Freedom Foundation

U.S. Supreme Court Should Clarify the Scope of Free Association

In its landmark 2018 Janus v. AFSCME ruling, the United States Supreme Court affirmed that public employees have a First Amendment right to refuse to subsidize the speech of unions through dues payments or any other fees — unless they knowingly consent to waive that right.

Janus was a huge step forward for workers’ rights.

But the case left one big question on the table: If unions can no longer force workers to give them money against their will, can they still be forced to let unions speak for them?

The question turns on the legality of so-called “exclusive representation” clauses.

The term refers to the claimed right of public unions, backed up by various state laws, to “represent” the entirety of a given workforce — even if a majority of its workers do not consent to the representation.

Once a certain threshold is met (usually 30 percent voting in support), the union simply purports to speak for all employees in contract negotiations, lobbying and even political speech on controversial issues.

The result is a system that turns the First Amendment’s guarantee of free association on its head.

But a petition for review recently filed with the court, in which Freedom Foundation filed a brief in support, is a perfect opportunity to settle the constitutionality of exclusive representation laws once and for all.

In its brief, the Freedom Foundation argues that California is a textbook example of exclusive representation gone wrong. On the very day Janus was decided, California lawmakers enacted a statute designed to prevent workers from exercising their First Amendment rights affirmed in Janus.

This law, SB 866, erects several barriers between workers and their employers.

First, the law both prevents employers from seeing the waiver required by Janus (they have to take the unions’ word for it) and prevents employees from communicating their own preferences to their employers.

Second, SB 866 provides unions with a captive audience of new workers on whom it can exert pressure to join. These meetings are required to be kept a secret, and no one but the union or vendors are allowed to attend.

Lastly, SB 866 requires employers to divulge a whole host of each employee’s sensitive personal information to the unions to use in their pressure campaigns.

All these abuses are supposedly justified by exclusive representation.

“(T)he First Amendment protects freedom of association because it makes the right to express one’s views meaningful.” But more than the freedom of association is at stake given the continued reliance of unions on exclusive representation to expand their ranks and maintain their power.

Under laws like California’s SB 866, an employee’s right to the presumption that he or she has not waived their First Amendment rights is burdened, they are forced to endure undue union pressure and their personal information is even forfeit.

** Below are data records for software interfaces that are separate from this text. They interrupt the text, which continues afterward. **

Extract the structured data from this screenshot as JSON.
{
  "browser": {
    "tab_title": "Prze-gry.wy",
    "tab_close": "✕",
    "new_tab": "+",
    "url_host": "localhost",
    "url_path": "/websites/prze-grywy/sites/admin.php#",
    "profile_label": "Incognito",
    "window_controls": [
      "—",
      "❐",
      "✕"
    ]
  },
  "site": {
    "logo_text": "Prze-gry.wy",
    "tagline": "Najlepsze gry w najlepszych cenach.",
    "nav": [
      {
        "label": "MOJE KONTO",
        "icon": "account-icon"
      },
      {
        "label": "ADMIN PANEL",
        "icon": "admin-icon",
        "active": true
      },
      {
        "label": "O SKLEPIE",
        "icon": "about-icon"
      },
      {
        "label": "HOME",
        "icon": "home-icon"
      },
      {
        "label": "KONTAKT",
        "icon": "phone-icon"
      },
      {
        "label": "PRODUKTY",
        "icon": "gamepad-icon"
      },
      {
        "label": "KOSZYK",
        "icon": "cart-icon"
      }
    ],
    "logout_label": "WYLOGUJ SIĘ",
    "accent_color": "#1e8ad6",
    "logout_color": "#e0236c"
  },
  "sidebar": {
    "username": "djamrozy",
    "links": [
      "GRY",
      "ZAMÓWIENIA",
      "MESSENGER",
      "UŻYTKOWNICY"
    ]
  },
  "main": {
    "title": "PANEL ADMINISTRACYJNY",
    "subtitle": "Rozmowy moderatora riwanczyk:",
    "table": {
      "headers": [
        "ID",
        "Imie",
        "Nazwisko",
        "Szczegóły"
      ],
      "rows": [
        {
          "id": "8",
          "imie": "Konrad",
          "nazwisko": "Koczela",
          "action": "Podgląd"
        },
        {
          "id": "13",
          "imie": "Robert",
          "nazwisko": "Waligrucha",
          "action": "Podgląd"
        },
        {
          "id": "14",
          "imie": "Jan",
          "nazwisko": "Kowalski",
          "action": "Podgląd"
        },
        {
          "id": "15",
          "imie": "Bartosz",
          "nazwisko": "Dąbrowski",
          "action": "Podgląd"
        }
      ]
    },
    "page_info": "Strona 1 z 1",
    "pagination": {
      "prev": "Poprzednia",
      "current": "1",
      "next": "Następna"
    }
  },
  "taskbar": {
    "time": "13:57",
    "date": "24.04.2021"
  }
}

The Thompson petition should be granted by the Supreme Court to end the abuse of California public workers’ rights — and the rights of public workers across the country.